_Material provided_
----------
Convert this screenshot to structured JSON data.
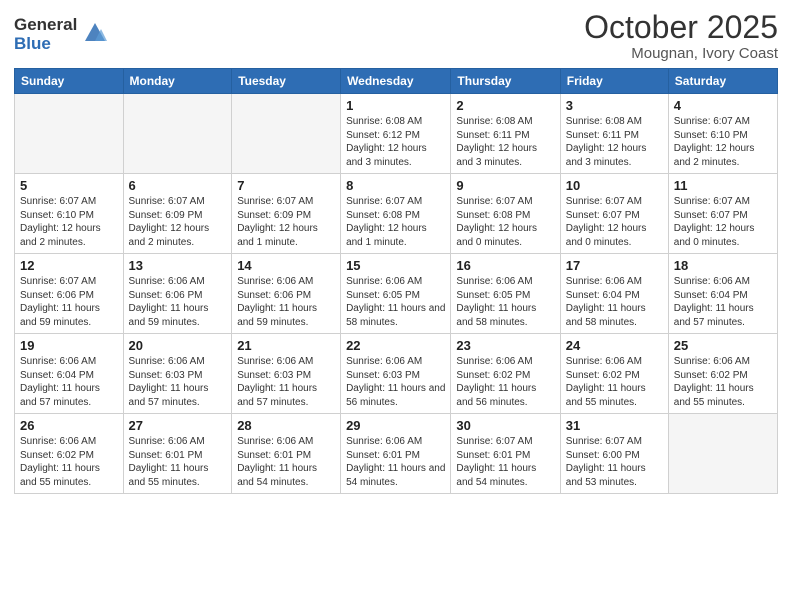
{
  "header": {
    "logo_general": "General",
    "logo_blue": "Blue",
    "month": "October 2025",
    "location": "Mougnan, Ivory Coast"
  },
  "weekdays": [
    "Sunday",
    "Monday",
    "Tuesday",
    "Wednesday",
    "Thursday",
    "Friday",
    "Saturday"
  ],
  "weeks": [
    [
      {
        "day": "",
        "info": ""
      },
      {
        "day": "",
        "info": ""
      },
      {
        "day": "",
        "info": ""
      },
      {
        "day": "1",
        "info": "Sunrise: 6:08 AM\nSunset: 6:12 PM\nDaylight: 12 hours and 3 minutes."
      },
      {
        "day": "2",
        "info": "Sunrise: 6:08 AM\nSunset: 6:11 PM\nDaylight: 12 hours and 3 minutes."
      },
      {
        "day": "3",
        "info": "Sunrise: 6:08 AM\nSunset: 6:11 PM\nDaylight: 12 hours and 3 minutes."
      },
      {
        "day": "4",
        "info": "Sunrise: 6:07 AM\nSunset: 6:10 PM\nDaylight: 12 hours and 2 minutes."
      }
    ],
    [
      {
        "day": "5",
        "info": "Sunrise: 6:07 AM\nSunset: 6:10 PM\nDaylight: 12 hours and 2 minutes."
      },
      {
        "day": "6",
        "info": "Sunrise: 6:07 AM\nSunset: 6:09 PM\nDaylight: 12 hours and 2 minutes."
      },
      {
        "day": "7",
        "info": "Sunrise: 6:07 AM\nSunset: 6:09 PM\nDaylight: 12 hours and 1 minute."
      },
      {
        "day": "8",
        "info": "Sunrise: 6:07 AM\nSunset: 6:08 PM\nDaylight: 12 hours and 1 minute."
      },
      {
        "day": "9",
        "info": "Sunrise: 6:07 AM\nSunset: 6:08 PM\nDaylight: 12 hours and 0 minutes."
      },
      {
        "day": "10",
        "info": "Sunrise: 6:07 AM\nSunset: 6:07 PM\nDaylight: 12 hours and 0 minutes."
      },
      {
        "day": "11",
        "info": "Sunrise: 6:07 AM\nSunset: 6:07 PM\nDaylight: 12 hours and 0 minutes."
      }
    ],
    [
      {
        "day": "12",
        "info": "Sunrise: 6:07 AM\nSunset: 6:06 PM\nDaylight: 11 hours and 59 minutes."
      },
      {
        "day": "13",
        "info": "Sunrise: 6:06 AM\nSunset: 6:06 PM\nDaylight: 11 hours and 59 minutes."
      },
      {
        "day": "14",
        "info": "Sunrise: 6:06 AM\nSunset: 6:06 PM\nDaylight: 11 hours and 59 minutes."
      },
      {
        "day": "15",
        "info": "Sunrise: 6:06 AM\nSunset: 6:05 PM\nDaylight: 11 hours and 58 minutes."
      },
      {
        "day": "16",
        "info": "Sunrise: 6:06 AM\nSunset: 6:05 PM\nDaylight: 11 hours and 58 minutes."
      },
      {
        "day": "17",
        "info": "Sunrise: 6:06 AM\nSunset: 6:04 PM\nDaylight: 11 hours and 58 minutes."
      },
      {
        "day": "18",
        "info": "Sunrise: 6:06 AM\nSunset: 6:04 PM\nDaylight: 11 hours and 57 minutes."
      }
    ],
    [
      {
        "day": "19",
        "info": "Sunrise: 6:06 AM\nSunset: 6:04 PM\nDaylight: 11 hours and 57 minutes."
      },
      {
        "day": "20",
        "info": "Sunrise: 6:06 AM\nSunset: 6:03 PM\nDaylight: 11 hours and 57 minutes."
      },
      {
        "day": "21",
        "info": "Sunrise: 6:06 AM\nSunset: 6:03 PM\nDaylight: 11 hours and 57 minutes."
      },
      {
        "day": "22",
        "info": "Sunrise: 6:06 AM\nSunset: 6:03 PM\nDaylight: 11 hours and 56 minutes."
      },
      {
        "day": "23",
        "info": "Sunrise: 6:06 AM\nSunset: 6:02 PM\nDaylight: 11 hours and 56 minutes."
      },
      {
        "day": "24",
        "info": "Sunrise: 6:06 AM\nSunset: 6:02 PM\nDaylight: 11 hours and 55 minutes."
      },
      {
        "day": "25",
        "info": "Sunrise: 6:06 AM\nSunset: 6:02 PM\nDaylight: 11 hours and 55 minutes."
      }
    ],
    [
      {
        "day": "26",
        "info": "Sunrise: 6:06 AM\nSunset: 6:02 PM\nDaylight: 11 hours and 55 minutes."
      },
      {
        "day": "27",
        "info": "Sunrise: 6:06 AM\nSunset: 6:01 PM\nDaylight: 11 hours and 55 minutes."
      },
      {
        "day": "28",
        "info": "Sunrise: 6:06 AM\nSunset: 6:01 PM\nDaylight: 11 hours and 54 minutes."
      },
      {
        "day": "29",
        "info": "Sunrise: 6:06 AM\nSunset: 6:01 PM\nDaylight: 11 hours and 54 minutes."
      },
      {
        "day": "30",
        "info": "Sunrise: 6:07 AM\nSunset: 6:01 PM\nDaylight: 11 hours and 54 minutes."
      },
      {
        "day": "31",
        "info": "Sunrise: 6:07 AM\nSunset: 6:00 PM\nDaylight: 11 hours and 53 minutes."
      },
      {
        "day": "",
        "info": ""
      }
    ]
  ]
}
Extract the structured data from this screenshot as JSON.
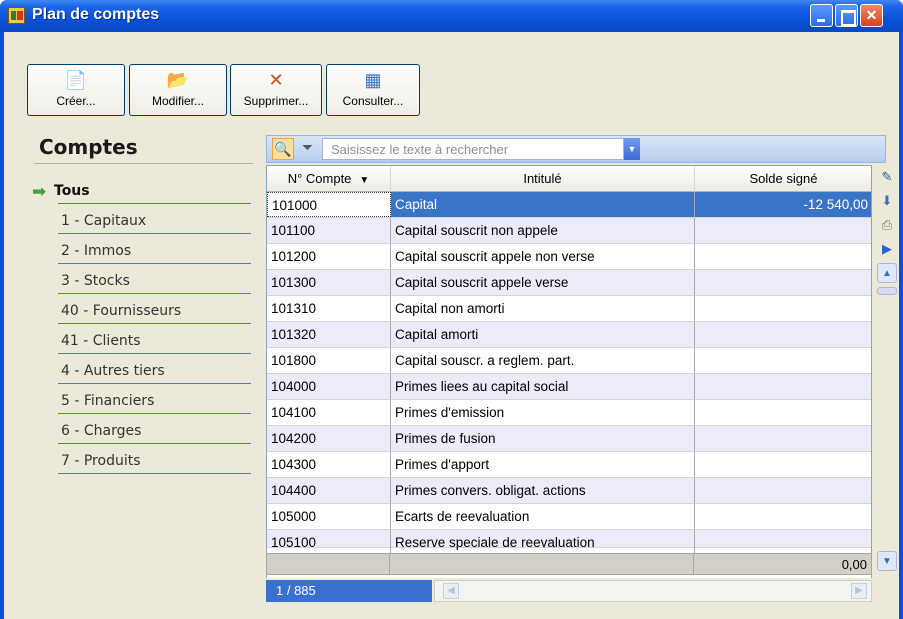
{
  "window": {
    "title": "Plan de comptes"
  },
  "toolbar": {
    "create_label": "Créer...",
    "modify_label": "Modifier...",
    "delete_label": "Supprimer...",
    "consult_label": "Consulter..."
  },
  "left": {
    "title": "Comptes",
    "items": [
      {
        "label": "Tous"
      },
      {
        "label": "1 - Capitaux"
      },
      {
        "label": "2 - Immos"
      },
      {
        "label": "3 - Stocks"
      },
      {
        "label": "40 - Fournisseurs"
      },
      {
        "label": "41 - Clients"
      },
      {
        "label": "4 - Autres tiers"
      },
      {
        "label": "5 - Financiers"
      },
      {
        "label": "6 - Charges"
      },
      {
        "label": "7 - Produits"
      }
    ]
  },
  "search": {
    "placeholder": "Saisissez le texte à rechercher"
  },
  "grid": {
    "headers": {
      "num": "N° Compte",
      "intitule": "Intitulé",
      "solde": "Solde signé"
    },
    "rows": [
      {
        "num": "101000",
        "intitule": "Capital",
        "solde": "-12 540,00"
      },
      {
        "num": "101100",
        "intitule": "Capital souscrit non appele",
        "solde": ""
      },
      {
        "num": "101200",
        "intitule": "Capital souscrit appele non verse",
        "solde": ""
      },
      {
        "num": "101300",
        "intitule": "Capital souscrit appele verse",
        "solde": ""
      },
      {
        "num": "101310",
        "intitule": "Capital non amorti",
        "solde": ""
      },
      {
        "num": "101320",
        "intitule": "Capital amorti",
        "solde": ""
      },
      {
        "num": "101800",
        "intitule": "Capital souscr. a reglem. part.",
        "solde": ""
      },
      {
        "num": "104000",
        "intitule": "Primes liees au capital social",
        "solde": ""
      },
      {
        "num": "104100",
        "intitule": "Primes d'emission",
        "solde": ""
      },
      {
        "num": "104200",
        "intitule": "Primes de fusion",
        "solde": ""
      },
      {
        "num": "104300",
        "intitule": "Primes d'apport",
        "solde": ""
      },
      {
        "num": "104400",
        "intitule": "Primes convers. obligat. actions",
        "solde": ""
      },
      {
        "num": "105000",
        "intitule": "Ecarts de reevaluation",
        "solde": ""
      },
      {
        "num": "105100",
        "intitule": "Reserve speciale de reevaluation",
        "solde": ""
      }
    ],
    "total": "0,00"
  },
  "status": {
    "count": "1 / 885"
  }
}
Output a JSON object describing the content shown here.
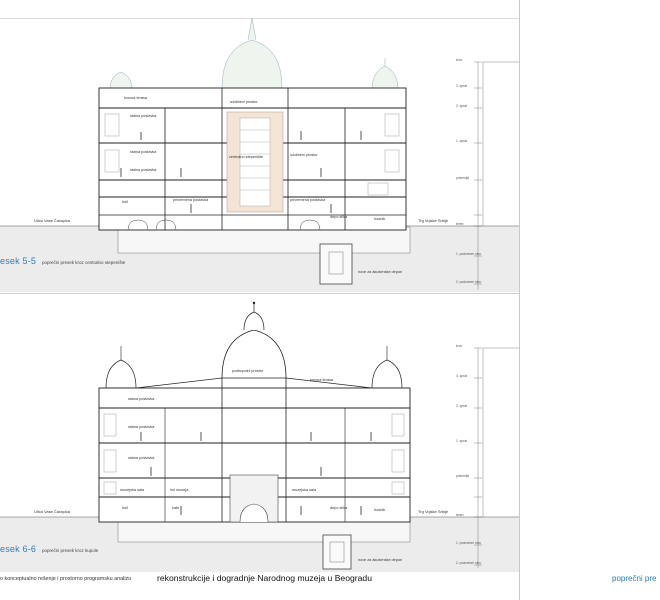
{
  "section_top": {
    "title": "esek 5-5",
    "subtitle": "poprečni presek kroz centralno stepenište",
    "labels": {
      "roof_terrace": "krovna terasa",
      "exhibit_1": "izložbeni prostor",
      "permanent_1": "stalna postavka",
      "permanent_2": "stalna postavka",
      "permanent_3": "stalna postavka",
      "central_stair": "centralno stepenište",
      "exhibit_2": "izložbeni prostor",
      "temporary_1": "privremena postavka",
      "temporary_2": "privremena postavka",
      "depot": "depo slika",
      "hall": "holl",
      "staircase": "hodnik"
    },
    "street_left": "Ulica Vase Čarapića",
    "street_right": "Trg Vojske Srbije",
    "storage": "nove za akušenske depoe"
  },
  "section_bottom": {
    "title": "esek 6-6",
    "subtitle": "poprečni presek kroz kupole",
    "labels": {
      "dome_space": "podkupolni prostor",
      "roof_terrace": "krovna terasa",
      "permanent_1": "stalna postavka",
      "permanent_2": "stalna postavka",
      "permanent_3": "stalna postavka",
      "shop": "muzejska sala",
      "lobby": "hol muzeja",
      "multipurpose": "muzejska sala",
      "depot": "depo slika",
      "cafe": "kafe",
      "lobby2": "holl",
      "staircase": "hodnik"
    },
    "street_left": "Ulica Vase Čarapića",
    "street_right": "Trg Vojske Srbije",
    "storage": "nove za akušenske depoe"
  },
  "scale_levels": {
    "roof": "krov",
    "floor3": "3. sprat",
    "floor2": "2. sprat",
    "floor1": "1. sprat",
    "ground": "prizemlje",
    "terrain": "teren",
    "basement1": "1. podzemni nivo",
    "basement2": "2. podzemni nivo"
  },
  "footer": {
    "small_text": "o konceptualno rešenje i prostorno programsku analizu",
    "big_text": "rekonstrukcije i dogradnje Narodnog muzeja u Beogradu",
    "right_text": "poprečni pre"
  }
}
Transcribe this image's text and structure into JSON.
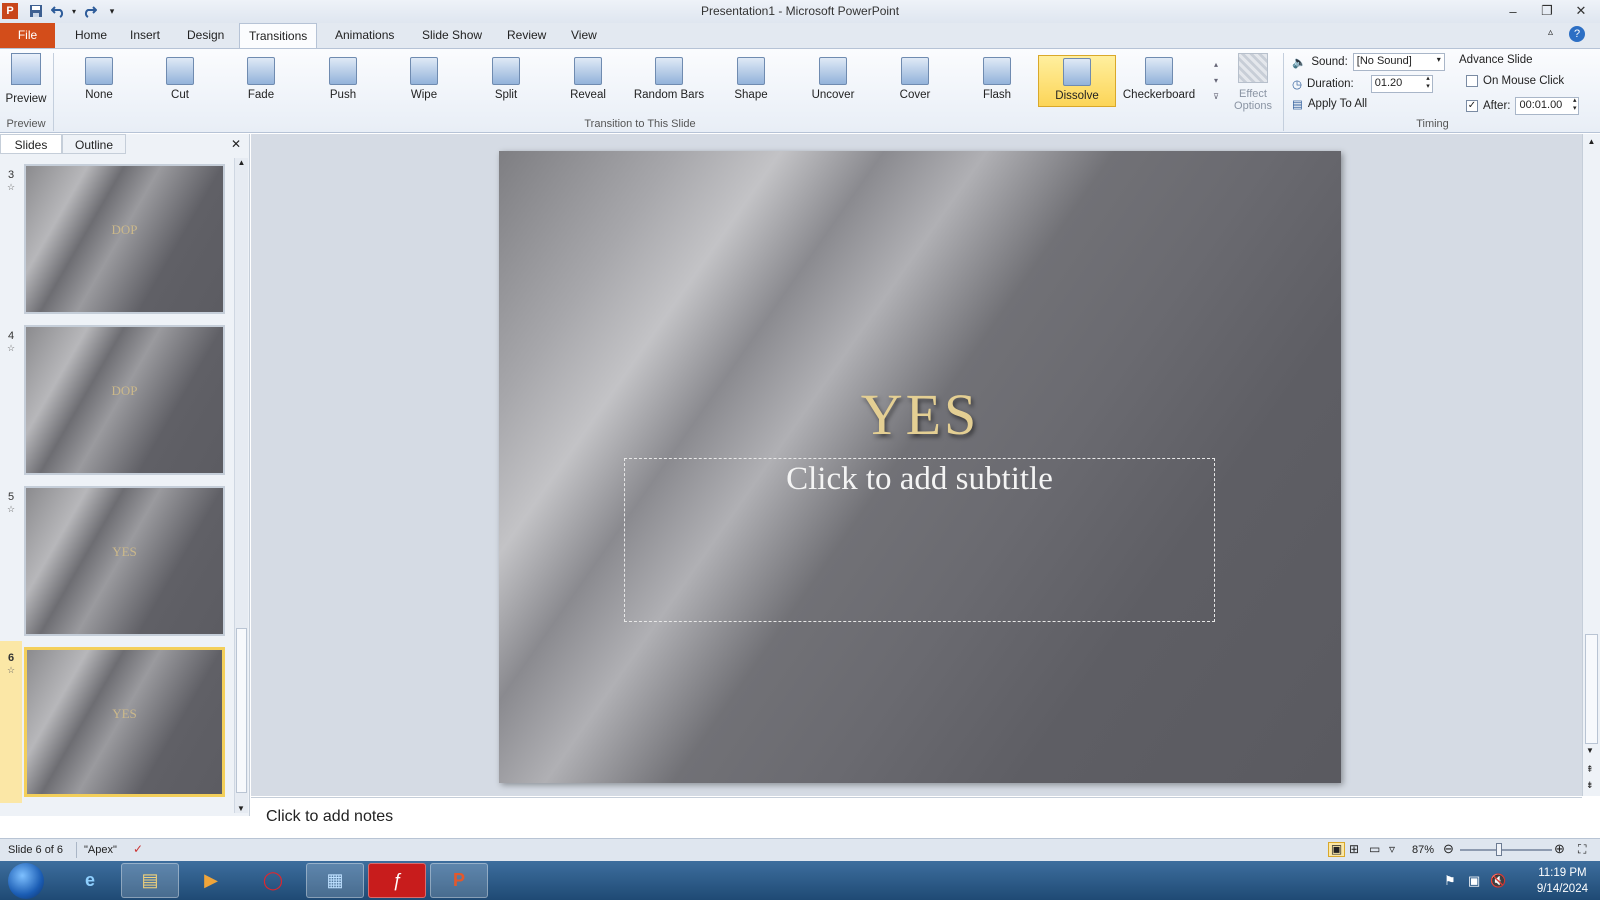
{
  "window": {
    "title": "Presentation1  -  Microsoft PowerPoint",
    "app_icon": "P"
  },
  "qat": {
    "save": "save-icon",
    "undo": "undo-icon",
    "redo": "redo-icon",
    "customize": "customize-qat-icon"
  },
  "tabs": [
    {
      "label": "File"
    },
    {
      "label": "Home"
    },
    {
      "label": "Insert"
    },
    {
      "label": "Design"
    },
    {
      "label": "Transitions"
    },
    {
      "label": "Animations"
    },
    {
      "label": "Slide Show"
    },
    {
      "label": "Review"
    },
    {
      "label": "View"
    }
  ],
  "ribbon": {
    "preview": {
      "label": "Preview",
      "group": "Preview"
    },
    "transitions": [
      {
        "label": "None"
      },
      {
        "label": "Cut"
      },
      {
        "label": "Fade"
      },
      {
        "label": "Push"
      },
      {
        "label": "Wipe"
      },
      {
        "label": "Split"
      },
      {
        "label": "Reveal"
      },
      {
        "label": "Random Bars"
      },
      {
        "label": "Shape"
      },
      {
        "label": "Uncover"
      },
      {
        "label": "Cover"
      },
      {
        "label": "Flash"
      },
      {
        "label": "Dissolve"
      },
      {
        "label": "Checkerboard"
      }
    ],
    "selected_transition": "Dissolve",
    "transition_group_label": "Transition to This Slide",
    "effect_options": {
      "line1": "Effect",
      "line2": "Options"
    },
    "timing": {
      "sound_label": "Sound:",
      "sound_value": "[No Sound]",
      "duration_label": "Duration:",
      "duration_value": "01.20",
      "apply_all": "Apply To All",
      "advance_title": "Advance Slide",
      "on_mouse_click": "On Mouse Click",
      "on_mouse_click_checked": false,
      "after_label": "After:",
      "after_checked": true,
      "after_value": "00:01.00",
      "group_label": "Timing"
    }
  },
  "left_pane": {
    "tabs": [
      {
        "label": "Slides"
      },
      {
        "label": "Outline"
      }
    ],
    "close": "✕",
    "thumbnails": [
      {
        "number": "3",
        "text": "DOP"
      },
      {
        "number": "4",
        "text": "DOP"
      },
      {
        "number": "5",
        "text": "YES"
      },
      {
        "number": "6",
        "text": "YES"
      }
    ],
    "selected_slide": "6"
  },
  "slide": {
    "title": "YES",
    "subtitle_placeholder": "Click to add subtitle"
  },
  "notes": {
    "placeholder": "Click to add notes"
  },
  "status": {
    "slide_info": "Slide 6 of 6",
    "theme": "\"Apex\"",
    "zoom": "87%",
    "zoom_level": 0.87
  },
  "taskbar": {
    "apps": [
      "start-orb-icon",
      "internet-explorer-icon",
      "file-explorer-icon",
      "media-player-icon",
      "opera-icon",
      "control-panel-icon",
      "flash-icon",
      "powerpoint-icon"
    ],
    "time": "11:19 PM",
    "date": "9/14/2024"
  },
  "colors": {
    "file_tab": "#d34d1a",
    "selected_gallery": "#fcd558",
    "title_gold": "#e4cf93"
  }
}
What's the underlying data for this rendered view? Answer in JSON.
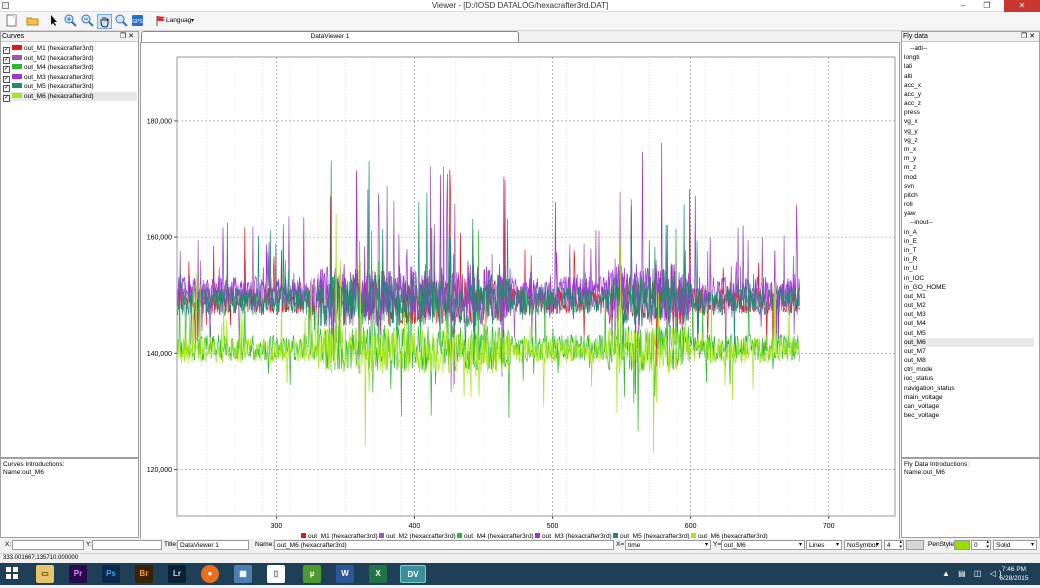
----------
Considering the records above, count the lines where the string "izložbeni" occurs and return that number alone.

_The completed task_
2